Fox News contradicted a wealth of economic evidence to claim that a near five-year low in weekly jobless claims indicates that the economy has entered a "new normal."
Following the release of the Bureau of Labor Statistics' report on initial weekly jobless claims, which showed the number falling by 12,000 to 334,000, Fox Business host Stuart Varney claimed that while there was a significant drop in those filing for unemployment benefits, the number was still "relatively high." From Fox News' America's Newsroom:
After co-host Martha MacCallum correctly noted that the number of weekly jobless claims neared a five-year low, Varney insisted that the number was too high and that it indicated the economy is entering a "new normal" of sluggish economic growth.
But Varney's assertions about weekly claims don't match the data. Since 1967 -- the earliest data available -- initial jobless claims have averaged about 363 thousand per week. This week's number is about 30 thousand lower than the historical average - hardly a "relatively high" figure.
The suggestion that this week's numbers show signs of a "new normal" also doesn't stand up to scrutiny. Since peaking in 2009, weekly jobless claims have maintained a consistent downward trend, and the current numbers mirror those experienced in previous decades.
According to a Reuters report, the drop in jobless claims experienced in recent weeks signals a slowdown in layoffs:
Many economists believe growing confidence in America's economic recovery has led U.S. employers to exit a long cycle of elevated layoffs.
The continued insistence that the economy is entering a "new normal" is particularly strange given that in recent weeks, there have been signs that the economy is slowly improving, ranging from a surge in housing prices to a five-year high in consumer confidence.

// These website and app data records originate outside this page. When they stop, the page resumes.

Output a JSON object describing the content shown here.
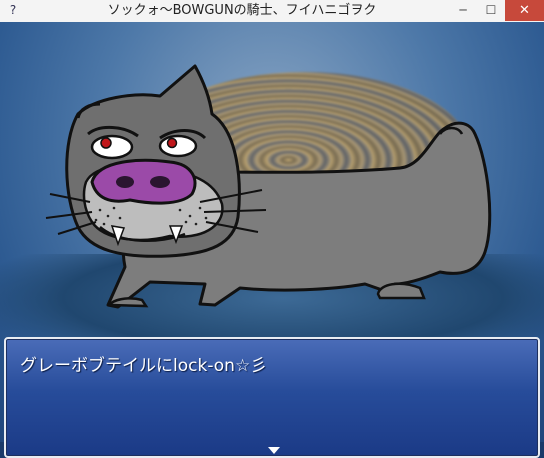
{
  "window": {
    "title": "ソックォ〜BOWGUNの騎士、フイハニゴヲク",
    "app_icon": "?",
    "min_glyph": "─",
    "max_glyph": "☐",
    "close_glyph": "✕"
  },
  "battle": {
    "enemy_name": "グレーボブテイル",
    "message": "グレーボブテイルにlock-on☆彡"
  },
  "colors": {
    "message_window": "#2a4fa0",
    "enemy_body": "#7d7d7d",
    "enemy_nose": "#9b4aa8",
    "close_button": "#c7493b"
  },
  "icons": [
    "app-help-icon",
    "minimize-icon",
    "maximize-icon",
    "close-icon",
    "continue-arrow-icon"
  ]
}
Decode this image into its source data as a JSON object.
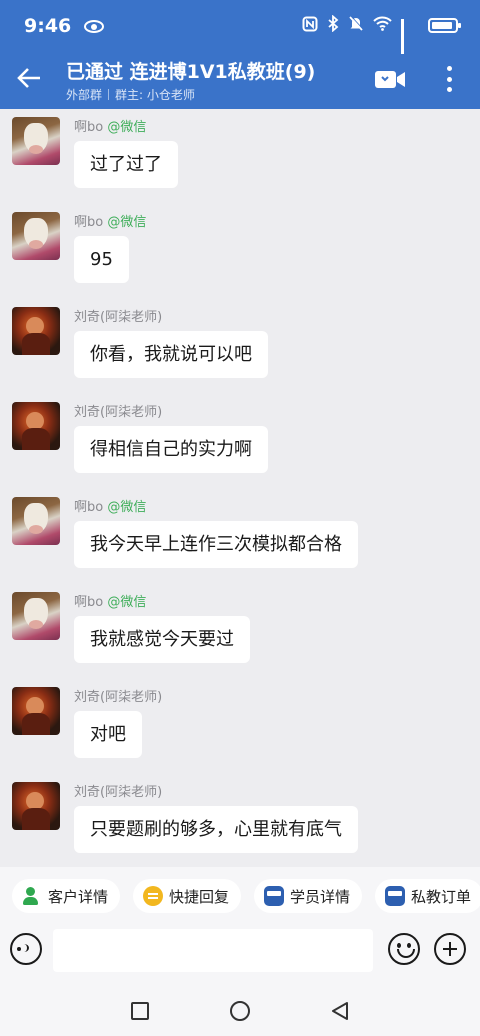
{
  "status_bar": {
    "time": "9:46",
    "icons": [
      "eye-icon",
      "nfc-icon",
      "bluetooth-icon",
      "mute-icon",
      "wifi-icon",
      "signal-icon",
      "battery-icon"
    ]
  },
  "header": {
    "title": "已通过 连进博1V1私教班(9)",
    "group_type": "外部群",
    "owner": "群主: 小仓老师",
    "accent_color": "#3a73c9"
  },
  "messages": [
    {
      "sender": "啊bo",
      "tag": "@微信",
      "text": "过了过了",
      "avatar": "cow-avatar"
    },
    {
      "sender": "啊bo",
      "tag": "@微信",
      "text": "95",
      "avatar": "cow-avatar"
    },
    {
      "sender": "刘奇(阿柒老师)",
      "tag": "",
      "text": "你看，我就说可以吧",
      "avatar": "hero-avatar"
    },
    {
      "sender": "刘奇(阿柒老师)",
      "tag": "",
      "text": "得相信自己的实力啊",
      "avatar": "hero-avatar"
    },
    {
      "sender": "啊bo",
      "tag": "@微信",
      "text": "我今天早上连作三次模拟都合格",
      "avatar": "cow-avatar"
    },
    {
      "sender": "啊bo",
      "tag": "@微信",
      "text": "我就感觉今天要过",
      "avatar": "cow-avatar"
    },
    {
      "sender": "刘奇(阿柒老师)",
      "tag": "",
      "text": "对吧",
      "avatar": "hero-avatar"
    },
    {
      "sender": "刘奇(阿柒老师)",
      "tag": "",
      "text": "只要题刷的够多，心里就有底气",
      "avatar": "hero-avatar"
    }
  ],
  "quick_actions": [
    {
      "label": "客户详情",
      "icon": "customer-icon"
    },
    {
      "label": "快捷回复",
      "icon": "quick-reply-icon"
    },
    {
      "label": "学员详情",
      "icon": "student-icon"
    },
    {
      "label": "私教订单",
      "icon": "order-icon"
    }
  ],
  "input": {
    "value": "",
    "placeholder": ""
  },
  "tag_color": "#3fae5a"
}
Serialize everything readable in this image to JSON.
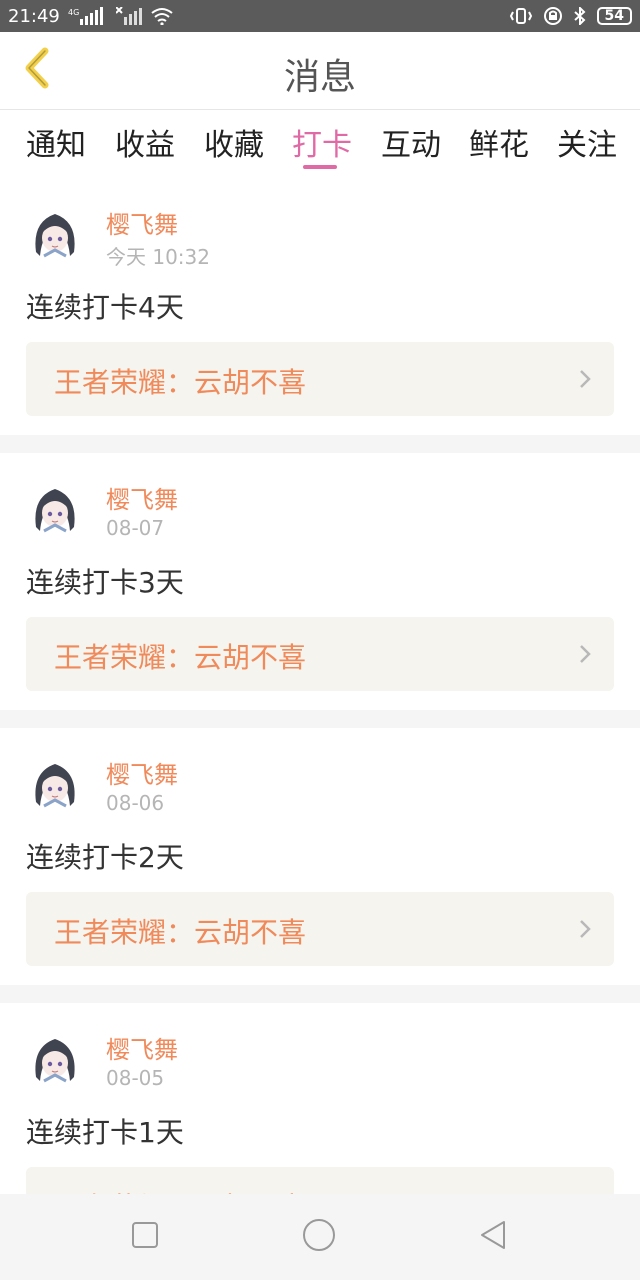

While economic gains have not been rapid in recent years, Varney and MacCallum failed to note that many economists have pointed to deep and unnecessary spending cuts as holding back growth. Indeed, reductions in government spending have reduced potential GDP growth, and public sector job cuts are holding back labor market gains, a deviation from previous recoveries.